There’s a persistent myth – and I say persistent because I keep seeing these deluded boys get mad in new viral posts – that women who claim to like geeky things are just pretending, the somewhat confusing notion that they are doing it for attention. (And then there’s the inevitable anger that in this supposedly desperate plea for attention – why else would a woman claim to like their beloved characters?! – these women still don’t want to sleep with them.) And what never seems to occur to any of these gatekeepers is that these women were there all along, liking these things just as much – and are finally being given the cultural space to be open about their interests and passions.
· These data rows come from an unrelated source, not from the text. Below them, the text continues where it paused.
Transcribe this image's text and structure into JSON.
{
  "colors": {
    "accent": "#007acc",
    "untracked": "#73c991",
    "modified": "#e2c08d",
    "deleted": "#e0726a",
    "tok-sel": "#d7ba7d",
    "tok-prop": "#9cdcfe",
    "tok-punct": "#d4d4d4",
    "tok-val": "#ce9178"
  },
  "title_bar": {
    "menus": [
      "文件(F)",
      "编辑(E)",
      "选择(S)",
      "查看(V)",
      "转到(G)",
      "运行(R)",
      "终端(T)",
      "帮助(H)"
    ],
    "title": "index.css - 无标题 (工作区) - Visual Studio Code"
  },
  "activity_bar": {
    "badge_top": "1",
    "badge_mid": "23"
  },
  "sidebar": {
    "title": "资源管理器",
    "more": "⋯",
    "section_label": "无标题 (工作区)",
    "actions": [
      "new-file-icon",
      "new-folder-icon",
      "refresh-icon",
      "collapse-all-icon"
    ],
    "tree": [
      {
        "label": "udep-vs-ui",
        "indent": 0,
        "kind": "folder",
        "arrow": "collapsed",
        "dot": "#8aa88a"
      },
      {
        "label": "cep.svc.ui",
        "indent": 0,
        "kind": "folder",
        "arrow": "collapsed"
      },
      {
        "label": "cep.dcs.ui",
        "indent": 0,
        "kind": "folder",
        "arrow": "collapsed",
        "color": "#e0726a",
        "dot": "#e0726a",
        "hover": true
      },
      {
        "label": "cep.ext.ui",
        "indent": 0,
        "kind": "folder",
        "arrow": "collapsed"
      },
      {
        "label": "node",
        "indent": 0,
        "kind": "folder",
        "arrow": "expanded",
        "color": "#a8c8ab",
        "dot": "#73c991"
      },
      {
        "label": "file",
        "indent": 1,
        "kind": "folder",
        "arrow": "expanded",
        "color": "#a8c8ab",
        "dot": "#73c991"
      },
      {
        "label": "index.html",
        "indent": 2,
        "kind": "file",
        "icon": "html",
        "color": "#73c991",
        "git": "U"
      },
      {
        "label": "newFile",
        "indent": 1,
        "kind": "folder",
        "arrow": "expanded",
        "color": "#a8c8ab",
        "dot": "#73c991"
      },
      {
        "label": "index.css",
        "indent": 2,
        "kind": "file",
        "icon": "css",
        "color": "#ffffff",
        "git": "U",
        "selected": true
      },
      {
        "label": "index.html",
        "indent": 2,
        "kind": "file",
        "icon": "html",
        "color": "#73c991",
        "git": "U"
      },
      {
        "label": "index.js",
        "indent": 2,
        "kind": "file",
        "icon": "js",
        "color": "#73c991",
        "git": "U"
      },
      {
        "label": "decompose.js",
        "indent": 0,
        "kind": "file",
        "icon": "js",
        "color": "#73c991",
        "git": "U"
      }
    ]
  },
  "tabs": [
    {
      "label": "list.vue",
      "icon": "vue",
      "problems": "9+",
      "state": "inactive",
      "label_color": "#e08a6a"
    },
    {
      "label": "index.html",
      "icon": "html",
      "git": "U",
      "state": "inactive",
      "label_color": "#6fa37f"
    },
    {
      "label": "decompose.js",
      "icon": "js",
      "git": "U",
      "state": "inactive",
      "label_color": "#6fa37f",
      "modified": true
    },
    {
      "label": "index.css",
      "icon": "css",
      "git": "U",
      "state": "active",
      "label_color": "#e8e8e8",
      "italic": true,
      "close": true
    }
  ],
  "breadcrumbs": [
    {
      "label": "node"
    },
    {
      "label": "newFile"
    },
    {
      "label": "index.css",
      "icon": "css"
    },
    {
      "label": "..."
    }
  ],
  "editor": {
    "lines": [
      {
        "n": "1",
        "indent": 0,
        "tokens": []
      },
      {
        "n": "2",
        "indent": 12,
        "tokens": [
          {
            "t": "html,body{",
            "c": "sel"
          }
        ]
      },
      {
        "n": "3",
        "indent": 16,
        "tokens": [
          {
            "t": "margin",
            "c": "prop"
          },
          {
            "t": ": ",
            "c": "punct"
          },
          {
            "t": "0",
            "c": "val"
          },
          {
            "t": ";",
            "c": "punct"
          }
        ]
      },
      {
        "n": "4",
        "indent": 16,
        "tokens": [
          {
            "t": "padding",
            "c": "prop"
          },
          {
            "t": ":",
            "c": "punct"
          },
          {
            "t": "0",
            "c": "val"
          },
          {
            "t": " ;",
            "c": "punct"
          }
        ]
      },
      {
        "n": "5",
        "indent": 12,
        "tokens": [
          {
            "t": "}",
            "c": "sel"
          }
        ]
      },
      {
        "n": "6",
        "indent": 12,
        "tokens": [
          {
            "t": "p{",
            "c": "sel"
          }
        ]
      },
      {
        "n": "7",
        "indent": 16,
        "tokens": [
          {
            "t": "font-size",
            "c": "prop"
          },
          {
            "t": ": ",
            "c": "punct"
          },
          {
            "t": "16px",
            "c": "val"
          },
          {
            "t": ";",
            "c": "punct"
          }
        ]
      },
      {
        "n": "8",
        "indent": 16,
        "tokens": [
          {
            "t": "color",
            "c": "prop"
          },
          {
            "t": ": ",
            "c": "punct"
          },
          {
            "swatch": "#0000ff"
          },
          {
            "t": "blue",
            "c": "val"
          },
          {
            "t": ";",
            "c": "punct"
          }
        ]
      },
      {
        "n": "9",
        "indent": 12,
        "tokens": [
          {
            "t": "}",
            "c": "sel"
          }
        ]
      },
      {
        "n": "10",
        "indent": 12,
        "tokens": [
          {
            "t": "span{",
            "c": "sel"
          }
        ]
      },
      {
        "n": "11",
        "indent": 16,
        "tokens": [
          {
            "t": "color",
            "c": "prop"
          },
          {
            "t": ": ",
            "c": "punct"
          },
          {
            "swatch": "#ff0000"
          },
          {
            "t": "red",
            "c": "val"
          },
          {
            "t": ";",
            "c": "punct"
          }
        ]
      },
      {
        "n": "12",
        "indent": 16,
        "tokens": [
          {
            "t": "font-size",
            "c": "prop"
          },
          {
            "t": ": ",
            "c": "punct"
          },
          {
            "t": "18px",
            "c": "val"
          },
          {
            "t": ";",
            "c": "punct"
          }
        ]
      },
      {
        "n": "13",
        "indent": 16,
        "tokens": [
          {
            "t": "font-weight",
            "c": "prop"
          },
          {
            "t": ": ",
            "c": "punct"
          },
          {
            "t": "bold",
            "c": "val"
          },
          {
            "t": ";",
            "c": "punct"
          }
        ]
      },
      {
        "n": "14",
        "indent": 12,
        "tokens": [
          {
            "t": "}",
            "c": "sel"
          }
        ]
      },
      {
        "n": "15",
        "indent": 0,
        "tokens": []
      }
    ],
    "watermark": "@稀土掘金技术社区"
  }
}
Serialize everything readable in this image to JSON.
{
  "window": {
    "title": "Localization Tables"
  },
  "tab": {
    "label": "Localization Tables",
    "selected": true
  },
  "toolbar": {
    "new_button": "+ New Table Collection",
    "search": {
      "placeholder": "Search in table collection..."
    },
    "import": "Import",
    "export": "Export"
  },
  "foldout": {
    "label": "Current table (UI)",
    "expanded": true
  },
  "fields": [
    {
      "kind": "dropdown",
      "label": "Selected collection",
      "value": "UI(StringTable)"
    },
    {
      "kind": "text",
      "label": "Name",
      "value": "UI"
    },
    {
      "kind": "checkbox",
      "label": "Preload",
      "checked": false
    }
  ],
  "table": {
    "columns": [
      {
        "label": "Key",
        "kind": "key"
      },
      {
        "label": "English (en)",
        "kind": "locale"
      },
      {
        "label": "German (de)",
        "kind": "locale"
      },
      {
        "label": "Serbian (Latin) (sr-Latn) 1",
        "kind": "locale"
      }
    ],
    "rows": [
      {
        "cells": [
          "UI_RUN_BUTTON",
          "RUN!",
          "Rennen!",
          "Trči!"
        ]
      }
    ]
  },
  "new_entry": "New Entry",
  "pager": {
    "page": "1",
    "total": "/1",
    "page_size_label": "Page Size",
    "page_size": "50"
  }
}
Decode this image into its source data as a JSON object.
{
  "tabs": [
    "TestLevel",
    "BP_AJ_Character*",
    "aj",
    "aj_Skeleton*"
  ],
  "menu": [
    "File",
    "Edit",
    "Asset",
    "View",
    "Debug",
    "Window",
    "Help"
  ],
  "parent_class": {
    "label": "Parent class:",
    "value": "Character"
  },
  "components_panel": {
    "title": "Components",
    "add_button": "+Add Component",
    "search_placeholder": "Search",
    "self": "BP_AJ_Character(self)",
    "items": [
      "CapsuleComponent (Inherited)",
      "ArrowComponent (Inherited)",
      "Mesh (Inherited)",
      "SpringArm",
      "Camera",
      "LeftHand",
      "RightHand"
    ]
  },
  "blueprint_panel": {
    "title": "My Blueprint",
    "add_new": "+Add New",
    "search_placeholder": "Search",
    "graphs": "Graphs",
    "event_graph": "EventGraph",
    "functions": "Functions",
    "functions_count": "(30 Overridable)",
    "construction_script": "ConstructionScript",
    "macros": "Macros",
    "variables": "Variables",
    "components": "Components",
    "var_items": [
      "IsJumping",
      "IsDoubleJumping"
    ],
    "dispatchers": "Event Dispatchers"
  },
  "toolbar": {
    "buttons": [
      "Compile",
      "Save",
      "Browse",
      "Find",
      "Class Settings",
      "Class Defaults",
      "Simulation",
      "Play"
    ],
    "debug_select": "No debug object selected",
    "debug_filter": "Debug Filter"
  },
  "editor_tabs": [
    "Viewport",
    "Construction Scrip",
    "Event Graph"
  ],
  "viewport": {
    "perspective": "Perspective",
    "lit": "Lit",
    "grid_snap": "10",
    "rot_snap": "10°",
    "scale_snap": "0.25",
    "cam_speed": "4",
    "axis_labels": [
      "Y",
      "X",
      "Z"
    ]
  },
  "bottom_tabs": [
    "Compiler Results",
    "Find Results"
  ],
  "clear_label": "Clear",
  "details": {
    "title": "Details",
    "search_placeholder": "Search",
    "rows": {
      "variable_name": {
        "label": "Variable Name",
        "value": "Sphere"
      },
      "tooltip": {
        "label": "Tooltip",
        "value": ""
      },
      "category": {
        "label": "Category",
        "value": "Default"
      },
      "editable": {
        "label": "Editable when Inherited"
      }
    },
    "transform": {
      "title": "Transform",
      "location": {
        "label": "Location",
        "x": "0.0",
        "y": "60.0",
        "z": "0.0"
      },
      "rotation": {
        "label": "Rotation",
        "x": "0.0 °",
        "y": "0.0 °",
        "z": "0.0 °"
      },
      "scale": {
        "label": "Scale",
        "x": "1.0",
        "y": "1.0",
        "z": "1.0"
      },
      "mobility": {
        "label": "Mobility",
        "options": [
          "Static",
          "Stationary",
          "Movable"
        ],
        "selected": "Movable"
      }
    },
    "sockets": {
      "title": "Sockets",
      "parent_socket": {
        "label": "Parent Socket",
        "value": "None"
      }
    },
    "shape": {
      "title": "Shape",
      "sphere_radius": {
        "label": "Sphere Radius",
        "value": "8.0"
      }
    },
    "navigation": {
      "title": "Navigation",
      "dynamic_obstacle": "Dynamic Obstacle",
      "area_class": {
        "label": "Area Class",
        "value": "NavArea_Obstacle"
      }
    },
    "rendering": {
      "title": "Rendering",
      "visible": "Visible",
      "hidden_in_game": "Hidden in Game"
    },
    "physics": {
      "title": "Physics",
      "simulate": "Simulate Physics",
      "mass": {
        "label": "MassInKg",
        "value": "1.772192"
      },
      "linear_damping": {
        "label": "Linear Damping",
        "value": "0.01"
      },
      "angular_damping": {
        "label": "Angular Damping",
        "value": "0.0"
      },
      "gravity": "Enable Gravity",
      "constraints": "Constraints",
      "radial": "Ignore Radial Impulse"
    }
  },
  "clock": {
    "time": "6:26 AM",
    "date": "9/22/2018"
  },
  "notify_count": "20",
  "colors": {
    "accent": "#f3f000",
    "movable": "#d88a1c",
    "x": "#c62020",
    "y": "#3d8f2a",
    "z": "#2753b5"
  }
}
But that space is given haltingly; plenty of women, tired of waiting, are going out and taking it. The result is the tension (and, at times, outright hostility) that has marked certain corners of the fannish world in the past few years.

Women love things that are “for boys” because these things are actually “for humans”. There are many reasons that people love Star Wars, and most of them are universal things: the themes, the characters, the archetypal struggle of good versus evil. Most of the time we default to the white guy; he struggles with things we all struggle with, but somehow, he is deemed most relatable. Abrams, Kennedy, and everyone behind the new films should be applauded for their efforts to give non-white guys a turn at the universal story – I think these are incredibly valuable choices, and certainly will make the films vastly more accessible, particularly to children.

But we don’t just need Rey on screen and Rey dolls on the shelves for mothers and daughters – those same mothers and daughters have found plenty to love without many women to look to on their screens. We need boys to love the female heroes as much as we’ve loved the men over the years: we need universal to be truly universal. And when we express that love, the default reaction shouldn’t be a challenge: not, “You don’t like this thing as much as I do,” or, “You don’t love this the right way.” Isn’t it easier to say, “Oh, I’m so glad that you love this, too!”

Elizabeth Minkel is a staff writer for The Millions, and writes a regular column on fan culture for the New Statesman. She is on Twitter @ElizabethMinkel.